It feels like there is not much that we, as a species, agree on at the moment. Even things that used to be matters of cross-party consensus have become polarised, and even old international allies seem at loggerheads with one another.
But if there’s one thing that seems to unite almost everyone, it’s that big tech deserves a reckoning – and it’s starting to get one.
Big tech has been blamed – usually with some degree of justification – for fuelling our political polarisation, failing to act against hate speech, starving the traditional media of funding, enabling criminals to flourish, and making huge profits (on which it pays little tax) all the while.
It’s the European Union that seems to be taking the most decisive action, with the Digital Markets Act (DMA) finally coming into force this month. The DMA is designed to target the very biggest online platforms and require them to open up their services in ways that benefit consumers and smaller rivals.
The bar is set high – companies must have at least 45 million monthly active users and a market valuation of at least €75bn. Services that hit this threshold have a slew of additional requirements, including providing access for apps to be downloaded, giving users more say in which apps are automatically installed, and the requirement for messaging services to be cross-compatible with other platforms. Failure to comply could come with monumental costs: the DMA gives the EU the power to fine companies up to 10% of their annual revenue (not profits) if they don’t act. This is serious stuff.
None of these moves, though, are particularly targeted at misinformation or polarisation – indeed, in reducing big tech’s ability to police their “walled gardens” it could actually make such issues worse – but instead are aimed at helping new tech competitors emerge and challenge the existing order.
A cynic would note that it’s very easy for the EU to introduce a law like this – none of the world’s online tech giants are based in EU countries, and so this could be read (and is, by some overseas) as an attempt to give EU tech companies a chance to break into the scene using the power of international law, rather than simple market competition.
But in some cases at least, the EU is on solid ground: Apple has long been able to hold a monopoly over all sales made through apps on its service, taking a huge 30% cut of every transaction, and banning whoever it likes from its platform on its own grounds. It is clear how that could stifle competition.
Other aspects are more puzzling – requiring all messaging services to be capable of messaging each other could mean that the security which services have spent years building into the products is undermined, leaving consumers more vulnerable. And if big messaging apps have to co-operate with each other, does that not stifle rather than encourage innovation?
The EU’s track record on legislating big tech is, at best, mixed. It has always talked a good game and passed laws that look very scary – the data protection regime known as GDPR among them.
But in reality, what has GDPR actually accomplished? The business model of big tech continued unchanged, but lots of smaller, European, companies have had to go through endless compliance and cost to fall in line with the rules. For consumers, browsing in Europe (and the UK) now means clicking through two to three different privacy settings every time you open a new website. The whole thing sounded like a great push against big tech, but the end result was just a worse user experience and a bunch of administrative hurdles for would-be rivals.

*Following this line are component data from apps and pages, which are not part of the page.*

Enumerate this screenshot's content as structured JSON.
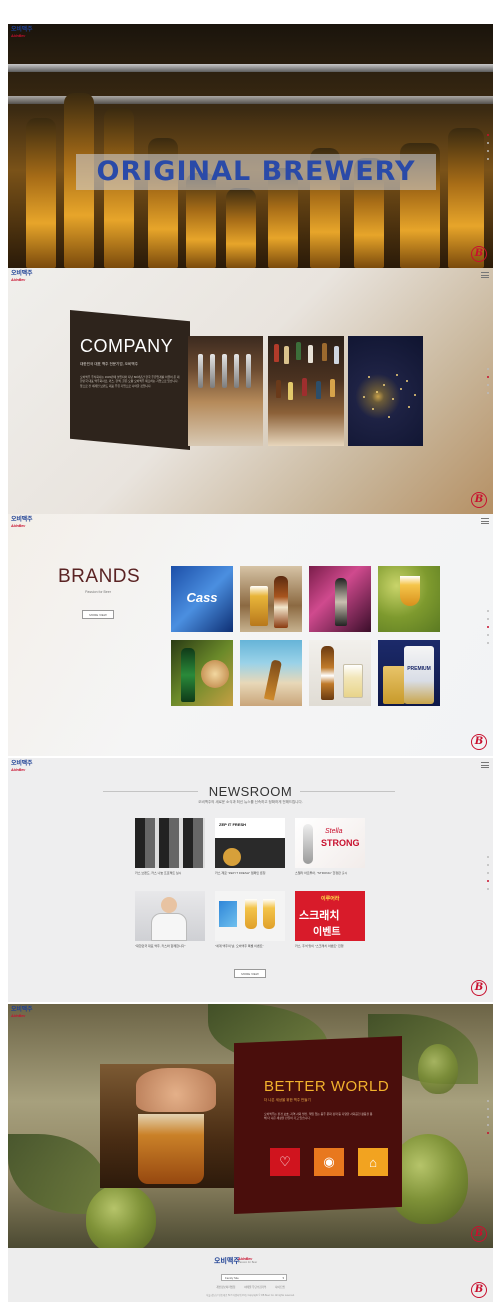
{
  "header": {
    "logo_korean": "오비맥주",
    "logo_english": "AbInBev"
  },
  "hero": {
    "title": "ORIGINAL BREWERY"
  },
  "company": {
    "title": "COMPANY",
    "subtitle": "대한민국 대표 맥주 전문기업, 오비맥주",
    "description": "오비맥주 주식회사는 1933년에 설립되어 지난 80여년간 한국 주류업계를 이끌어 온 대한민국 대표 맥주회사로, 카스, 한맥, 골든 오황 오비맥주 제조하는 기업으로 있습니다. 앞으로 전 세계인 브랜드 대표 주류 기업으로 나아갈 것입니다.",
    "more_label": "MORE VIEW"
  },
  "brands": {
    "title": "BRANDS",
    "subtitle": "Passion for Beer",
    "more_label": "MORE VIEW",
    "tiles": [
      {
        "name": "cass",
        "label": "Cass"
      },
      {
        "name": "budweiser-glass",
        "label": ""
      },
      {
        "name": "hanmac-party",
        "label": ""
      },
      {
        "name": "hop-glass",
        "label": ""
      },
      {
        "name": "green-bottle",
        "label": ""
      },
      {
        "name": "beach-bottle",
        "label": ""
      },
      {
        "name": "hoegaarden",
        "label": "Hoegaarden"
      },
      {
        "name": "premium",
        "label": "PREMIUM"
      }
    ]
  },
  "newsroom": {
    "title": "NEWSROOM",
    "subtitle": "오비맥주의 새로운 소식과 최신 뉴스를 신속하고 정확하게 전해드립니다.",
    "more_label": "MORE VIEW",
    "cards": [
      {
        "caption": "카스 브랜드, 카스 나눔 프로젝트 실시"
      },
      {
        "caption": "카스 제로 \"ZEP IT FRESH\" 캠페인 론칭"
      },
      {
        "caption": "스텔라 아르투아, \"STRONG\" 한정판 출시"
      },
      {
        "caption": "\"대한민국 대표 맥주, 카스와 함께합니다\""
      },
      {
        "caption": "\"세계 맥주의 날, 오비맥주 특별 이벤트\""
      },
      {
        "caption": "카스, 추석 맞이 \"스크래치 이벤트\" 진행"
      }
    ],
    "card_images": {
      "zep_text": "ZEP IT FRESH",
      "strong_script": "Stella",
      "strong_text": "STRONG",
      "event_top": "이루어라",
      "event_main": "스크래치",
      "event_bottom": "이벤트"
    }
  },
  "better_world": {
    "title": "BETTER WORLD",
    "subtitle": "더 나은 세상을 위한 맥주 만들기",
    "description": "오비맥주는 환경 보호, 지역 사회 발전, 책임 있는 음주 문화 정착 등 다양한 사회공헌 활동을 통해 더 나은 세상을 만들어 가고 있습니다.",
    "icons": [
      "heart-hands-icon",
      "drop-icon",
      "building-icon"
    ]
  },
  "footer": {
    "logo_korean": "오비맥주",
    "logo_english": "AbInBev",
    "tagline": "Passion for Beer",
    "family_site": "Family Site",
    "links": [
      "개인정보처리방침",
      "이메일 무단수집거부",
      "사이트맵"
    ],
    "copyright": "서울 강남구 영동대로 517 아셈타워 15층  Copyright © OB Beer Co. All rights reserved."
  },
  "colors": {
    "brand_blue": "#1c3f94",
    "brand_red": "#c8102e",
    "gold": "#f2b22d",
    "maroon": "#4a0e0c"
  }
}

The DMA is certainly much more ambitious and expansive, but “ambitious” and “expansive” usually mean something that’s even harder to get right. Industry and civil society alike will be watching how everything shakes out with interest.
The EU isn’t alone in trying to confront big tech, though – the US is getting in on the act too, at least to an extent. The Department of Justice is set to begin a huge antitrust case against Google – said to be the biggest case since the US government tried (and failed) to force the breakup of Microsoft in 2000.
At the core of the case is that Google now comes pre-loaded as the search engine of choice in different browsers – for which the company pays huge amounts of money to device manufacturers and browser makers, like Mozilla (who make Firefox). The DoJ argues that this denies consumers choice and cements an unfair monopoly for Google in the search.
This is certainly a much more confrontational approach than any US agency has taken towards Google in quite some time, but the problem seems to be that most US legal observers think the DoJ’s case is, at best, weak.
Google’s lawyers have already put in submissions showing that it takes around four clicks to change your default search, should you wish, and that consumers know how to do this – citing that on Microsoft browsers, which use Microsoft’s own Bing search engine as default, a majority of users quickly and voluntarily switch back to Google.
The very nature of the case speaks to the problems of “tackling big tech”. When most of us think about what we want from tech regulation, our minds do not turn to things like default search options, or interoperability.
What we want is a tech sector that is accountable for the huge power it wields over the information ecosystem, and which is aligned with society in wanting to spend the right amount of money to moderate its services. We want the AI rollout to be done carefully and with a lot of attention to potential negative consequences. We want to feel like big tech is paying its fair share of taxes in every market in which it operates.
That’s the risk with looking at the shiny and headline-grabbing maximum penalties of something like the DMA – the EU is both shouting loudly and it’s carrying a big stick. But can anyone make out what it is they’re actually asking for?